→ DATASET ENTRIES
───

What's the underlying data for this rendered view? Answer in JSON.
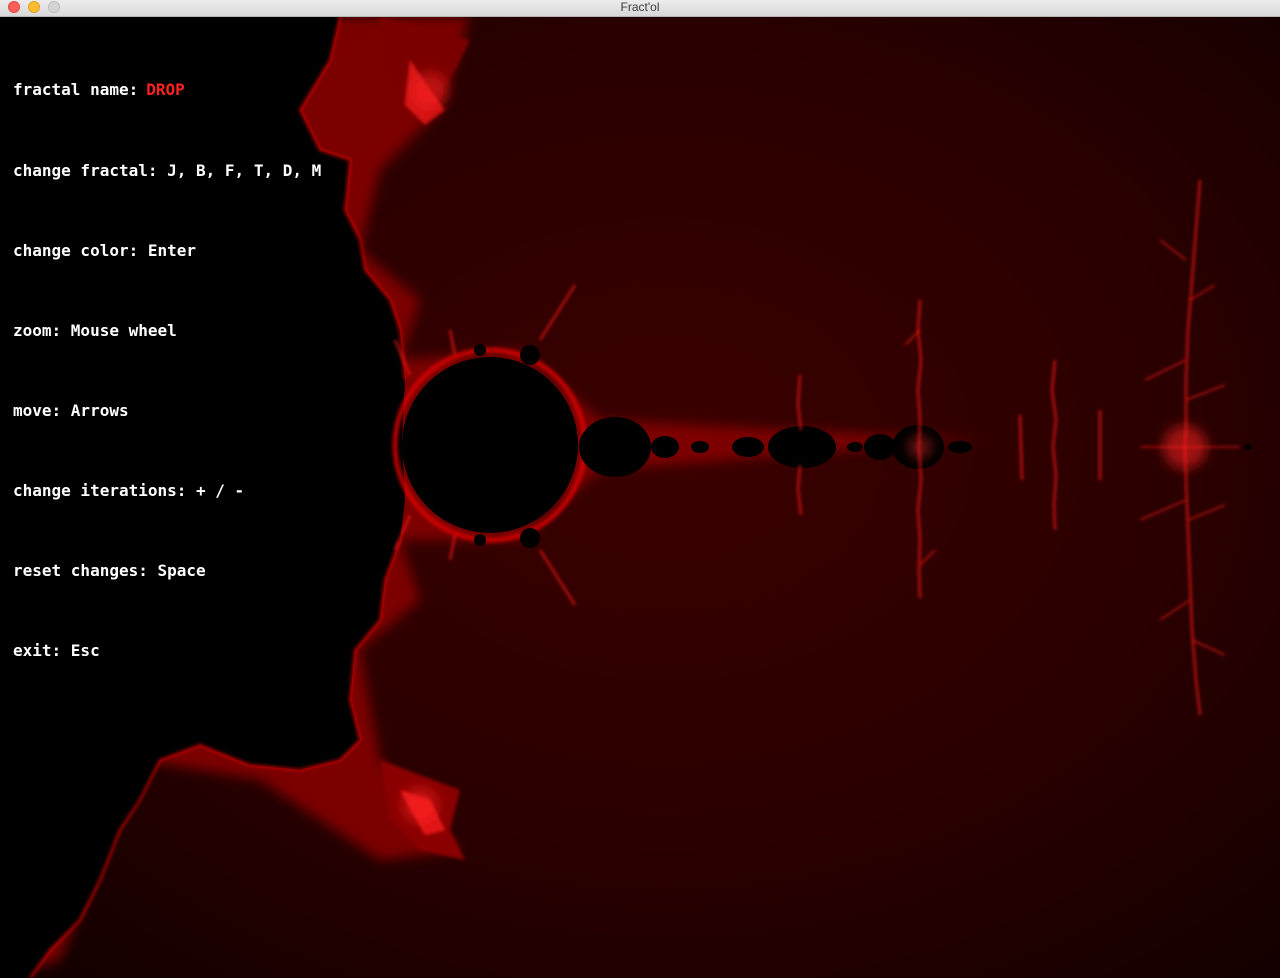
{
  "window": {
    "title": "Fract'ol"
  },
  "hud": {
    "fractal_name_label": "fractal name:",
    "fractal_name_value": "DROP",
    "lines": [
      "change fractal: J, B, F, T, D, M",
      "change color: Enter",
      "zoom: Mouse wheel",
      "move: Arrows",
      "change iterations: + / -",
      "reset changes: Space",
      "exit: Esc"
    ]
  },
  "colors": {
    "background": "#1a0000",
    "set_fill": "#000000",
    "glow": "#ff1a1a",
    "hud_text": "#ffffff",
    "hud_accent": "#ff2020"
  }
}
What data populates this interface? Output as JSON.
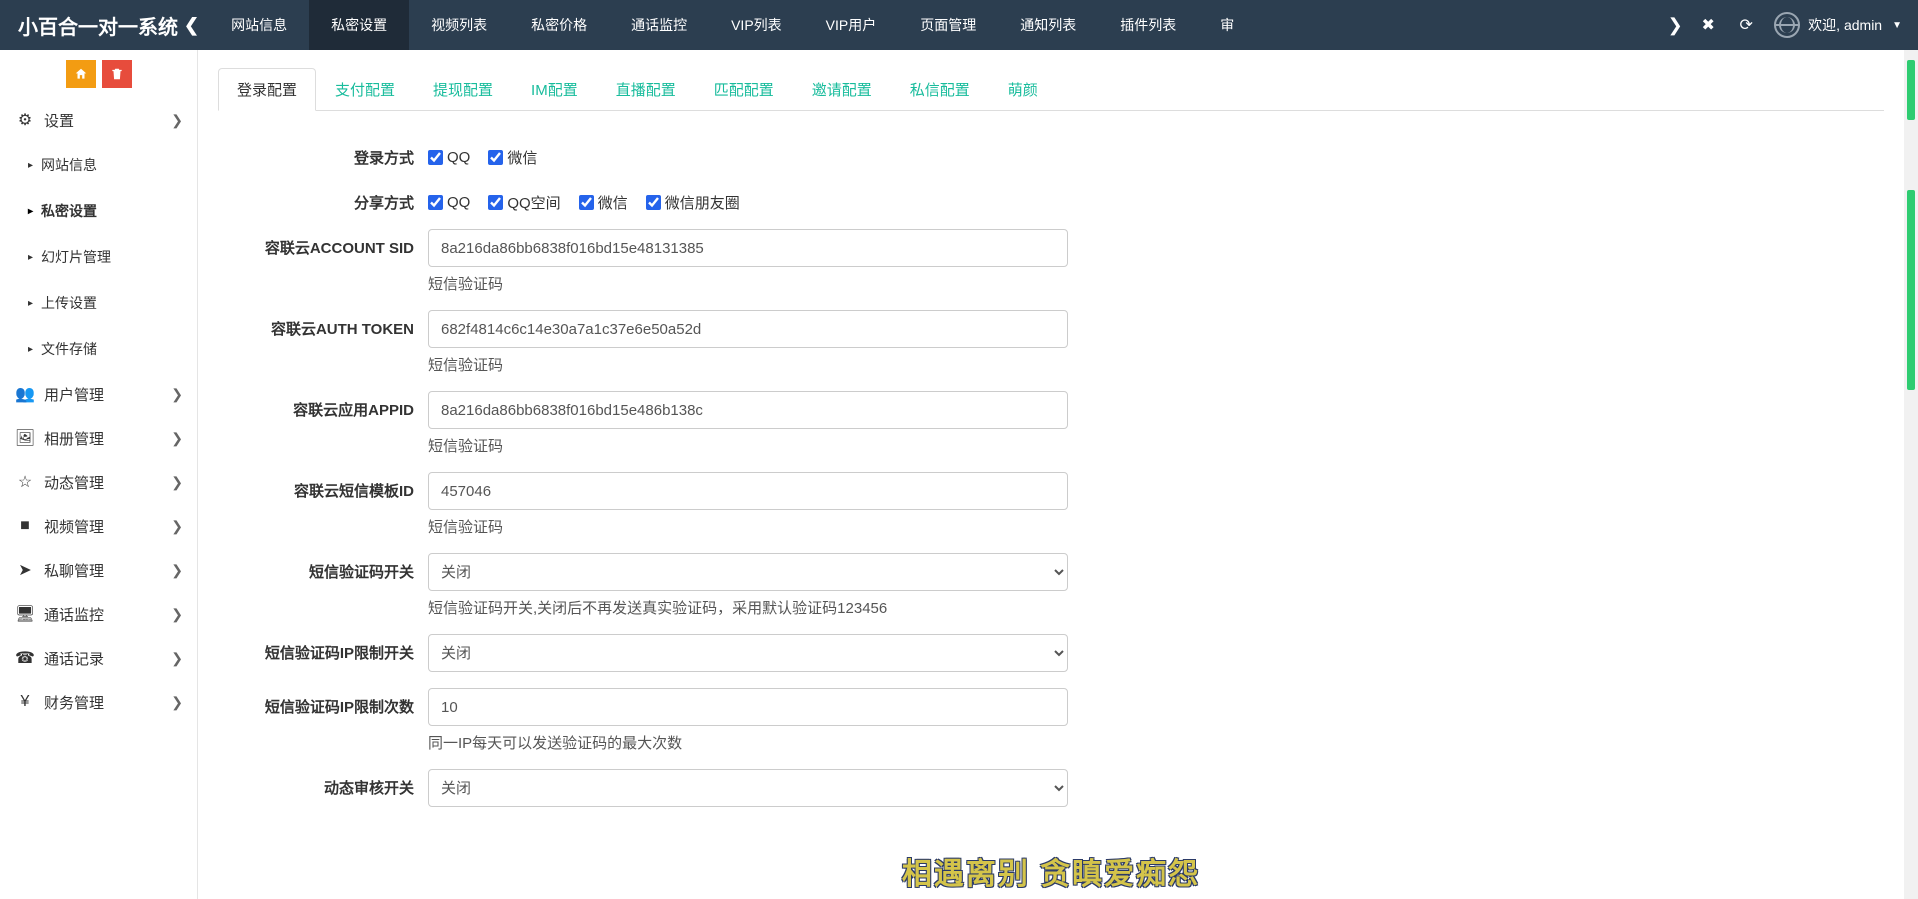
{
  "brand": "小百合一对一系统",
  "topnav": {
    "items": [
      {
        "label": "网站信息",
        "active": false
      },
      {
        "label": "私密设置",
        "active": true
      },
      {
        "label": "视频列表",
        "active": false
      },
      {
        "label": "私密价格",
        "active": false
      },
      {
        "label": "通话监控",
        "active": false
      },
      {
        "label": "VIP列表",
        "active": false
      },
      {
        "label": "VIP用户",
        "active": false
      },
      {
        "label": "页面管理",
        "active": false
      },
      {
        "label": "通知列表",
        "active": false
      },
      {
        "label": "插件列表",
        "active": false
      },
      {
        "label": "审",
        "active": false
      }
    ]
  },
  "user": {
    "welcome": "欢迎",
    "name": "admin"
  },
  "sidebar": {
    "groups": [
      {
        "icon": "⚙",
        "label": "设置",
        "open": true,
        "chev": "❯",
        "items": [
          {
            "label": "网站信息",
            "active": false
          },
          {
            "label": "私密设置",
            "active": true
          },
          {
            "label": "幻灯片管理",
            "active": false
          },
          {
            "label": "上传设置",
            "active": false
          },
          {
            "label": "文件存储",
            "active": false
          }
        ]
      },
      {
        "icon": "👥",
        "label": "用户管理",
        "chev": "❯"
      },
      {
        "icon": "🖼",
        "label": "相册管理",
        "chev": "❯"
      },
      {
        "icon": "☆",
        "label": "动态管理",
        "chev": "❯"
      },
      {
        "icon": "■",
        "label": "视频管理",
        "chev": "❯"
      },
      {
        "icon": "➤",
        "label": "私聊管理",
        "chev": "❯"
      },
      {
        "icon": "🖥",
        "label": "通话监控",
        "chev": "❯"
      },
      {
        "icon": "☎",
        "label": "通话记录",
        "chev": "❯"
      },
      {
        "icon": "¥",
        "label": "财务管理",
        "chev": "❯"
      }
    ]
  },
  "tabs": [
    {
      "label": "登录配置",
      "active": true
    },
    {
      "label": "支付配置"
    },
    {
      "label": "提现配置"
    },
    {
      "label": "IM配置"
    },
    {
      "label": "直播配置"
    },
    {
      "label": "匹配配置"
    },
    {
      "label": "邀请配置"
    },
    {
      "label": "私信配置"
    },
    {
      "label": "萌颜"
    }
  ],
  "form": {
    "login_method": {
      "label": "登录方式",
      "opts": [
        {
          "label": "QQ",
          "checked": true
        },
        {
          "label": "微信",
          "checked": true
        }
      ]
    },
    "share_method": {
      "label": "分享方式",
      "opts": [
        {
          "label": "QQ",
          "checked": true
        },
        {
          "label": "QQ空间",
          "checked": true
        },
        {
          "label": "微信",
          "checked": true
        },
        {
          "label": "微信朋友圈",
          "checked": true
        }
      ]
    },
    "account_sid": {
      "label": "容联云ACCOUNT SID",
      "value": "8a216da86bb6838f016bd15e48131385",
      "help": "短信验证码"
    },
    "auth_token": {
      "label": "容联云AUTH TOKEN",
      "value": "682f4814c6c14e30a7a1c37e6e50a52d",
      "help": "短信验证码"
    },
    "app_id": {
      "label": "容联云应用APPID",
      "value": "8a216da86bb6838f016bd15e486b138c",
      "help": "短信验证码"
    },
    "tpl_id": {
      "label": "容联云短信模板ID",
      "value": "457046",
      "help": "短信验证码"
    },
    "sms_switch": {
      "label": "短信验证码开关",
      "value": "关闭",
      "help": "短信验证码开关,关闭后不再发送真实验证码，采用默认验证码123456"
    },
    "ip_switch": {
      "label": "短信验证码IP限制开关",
      "value": "关闭"
    },
    "ip_count": {
      "label": "短信验证码IP限制次数",
      "value": "10",
      "help": "同一IP每天可以发送验证码的最大次数"
    },
    "dyn_audit": {
      "label": "动态审核开关",
      "value": "关闭"
    }
  },
  "watermark": "相遇离别 贪瞋爱痴怨"
}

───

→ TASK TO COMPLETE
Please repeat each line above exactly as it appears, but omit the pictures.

→ COMPLETED EXERCISE
What's the underlying data for this rendered view? Answer in JSON.
{
  "window": {
    "title": "Fract'ol"
  },
  "hud": {
    "fractal_name_label": "fractal name:",
    "fractal_name_value": "DROP",
    "lines": [
      "change fractal: J, B, F, T, D, M",
      "change color: Enter",
      "zoom: Mouse wheel",
      "move: Arrows",
      "change iterations: + / -",
      "reset changes: Space",
      "exit: Esc"
    ]
  },
  "colors": {
    "background": "#1a0000",
    "set_fill": "#000000",
    "glow": "#ff1a1a",
    "hud_text": "#ffffff",
    "hud_accent": "#ff2020"
  }
}
What data populates this interface? Output as JSON.
{
  "brand": "小百合一对一系统",
  "topnav": {
    "items": [
      {
        "label": "网站信息",
        "active": false
      },
      {
        "label": "私密设置",
        "active": true
      },
      {
        "label": "视频列表",
        "active": false
      },
      {
        "label": "私密价格",
        "active": false
      },
      {
        "label": "通话监控",
        "active": false
      },
      {
        "label": "VIP列表",
        "active": false
      },
      {
        "label": "VIP用户",
        "active": false
      },
      {
        "label": "页面管理",
        "active": false
      },
      {
        "label": "通知列表",
        "active": false
      },
      {
        "label": "插件列表",
        "active": false
      },
      {
        "label": "审",
        "active": false
      }
    ]
  },
  "user": {
    "welcome": "欢迎",
    "name": "admin"
  },
  "sidebar": {
    "groups": [
      {
        "icon": "⚙",
        "label": "设置",
        "open": true,
        "chev": "❯",
        "items": [
          {
            "label": "网站信息",
            "active": false
          },
          {
            "label": "私密设置",
            "active": true
          },
          {
            "label": "幻灯片管理",
            "active": false
          },
          {
            "label": "上传设置",
            "active": false
          },
          {
            "label": "文件存储",
            "active": false
          }
        ]
      },
      {
        "icon": "👥",
        "label": "用户管理",
        "chev": "❯"
      },
      {
        "icon": "🖼",
        "label": "相册管理",
        "chev": "❯"
      },
      {
        "icon": "☆",
        "label": "动态管理",
        "chev": "❯"
      },
      {
        "icon": "■",
        "label": "视频管理",
        "chev": "❯"
      },
      {
        "icon": "➤",
        "label": "私聊管理",
        "chev": "❯"
      },
      {
        "icon": "🖥",
        "label": "通话监控",
        "chev": "❯"
      },
      {
        "icon": "☎",
        "label": "通话记录",
        "chev": "❯"
      },
      {
        "icon": "¥",
        "label": "财务管理",
        "chev": "❯"
      }
    ]
  },
  "tabs": [
    {
      "label": "登录配置",
      "active": true
    },
    {
      "label": "支付配置"
    },
    {
      "label": "提现配置"
    },
    {
      "label": "IM配置"
    },
    {
      "label": "直播配置"
    },
    {
      "label": "匹配配置"
    },
    {
      "label": "邀请配置"
    },
    {
      "label": "私信配置"
    },
    {
      "label": "萌颜"
    }
  ],
  "form": {
    "login_method": {
      "label": "登录方式",
      "opts": [
        {
          "label": "QQ",
          "checked": true
        },
        {
          "label": "微信",
          "checked": true
        }
      ]
    },
    "share_method": {
      "label": "分享方式",
      "opts": [
        {
          "label": "QQ",
          "checked": true
        },
        {
          "label": "QQ空间",
          "checked": true
        },
        {
          "label": "微信",
          "checked": true
        },
        {
          "label": "微信朋友圈",
          "checked": true
        }
      ]
    },
    "account_sid": {
      "label": "容联云ACCOUNT SID",
      "value": "8a216da86bb6838f016bd15e48131385",
      "help": "短信验证码"
    },
    "auth_token": {
      "label": "容联云AUTH TOKEN",
      "value": "682f4814c6c14e30a7a1c37e6e50a52d",
      "help": "短信验证码"
    },
    "app_id": {
      "label": "容联云应用APPID",
      "value": "8a216da86bb6838f016bd15e486b138c",
      "help": "短信验证码"
    },
    "tpl_id": {
      "label": "容联云短信模板ID",
      "value": "457046",
      "help": "短信验证码"
    },
    "sms_switch": {
      "label": "短信验证码开关",
      "value": "关闭",
      "help": "短信验证码开关,关闭后不再发送真实验证码，采用默认验证码123456"
    },
    "ip_switch": {
      "label": "短信验证码IP限制开关",
      "value": "关闭"
    },
    "ip_count": {
      "label": "短信验证码IP限制次数",
      "value": "10",
      "help": "同一IP每天可以发送验证码的最大次数"
    },
    "dyn_audit": {
      "label": "动态审核开关",
      "value": "关闭"
    }
  },
  "watermark": "相遇离别 贪瞋爱痴怨"
}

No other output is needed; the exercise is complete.